In Baigell’s essay, titled “The Scroll in Context,” he discusses where “The Scroll” fits in the 1980s, in Weisberg’s emerging career and in the Jewish feminist movement. But the autobiographical elements of “The Scroll” so apparent 20 years ago now recede. Weisberg as woman and artist slip into the flow of an evolved Jewish narrative. Her reading Torah on the bimah with her sister and daughter and Rabbi Laura Geller — four modern women standing in for traditional matriarchs — is now, for most American Jews, almost commonplace. I doubt that my 13-year-old daughter would even know that their representation here was once seen as Judaism askew.
Weisberg’s goal in the “The Scroll” is most apparent as it ends.
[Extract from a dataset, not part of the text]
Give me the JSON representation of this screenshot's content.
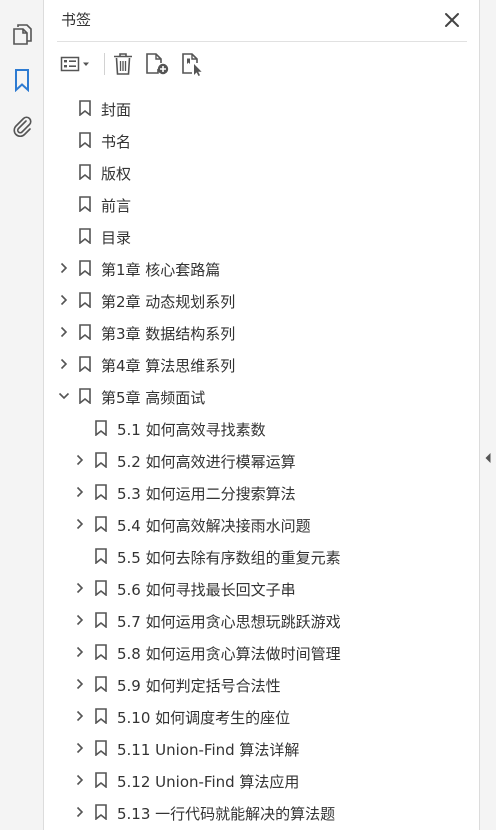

She wants to literally wrap up her subject, to embrace her viewer in the physical form of the scroll and the all-encompassing story that will continue. “The Scroll” can be read again. Creation and life and the journey of the Jewish people and the seasonal celebration of the holidays all continue. The processes of birth and maturation and death continue. They have almost broken down at times in the Jewish narrative, but because Judaism is supple, they remain unbroken. Jews confront the same ideas, the same dilemmas, again and again, but we bring new sensibilities, and each time, we take back something new. This pleases Weisberg, and it is why “The Scroll” is on view again. Weisberg says she is “in favor of slow art [where the viewer] will get some immediately, and some later.” After spending time with “The Scroll,” you will want to get some more, and very soon.
Samuel D. Gruber is the Rothman family lecturer in Judaic studies at Syracuse University and president of the International Survey of Jewish Monuments.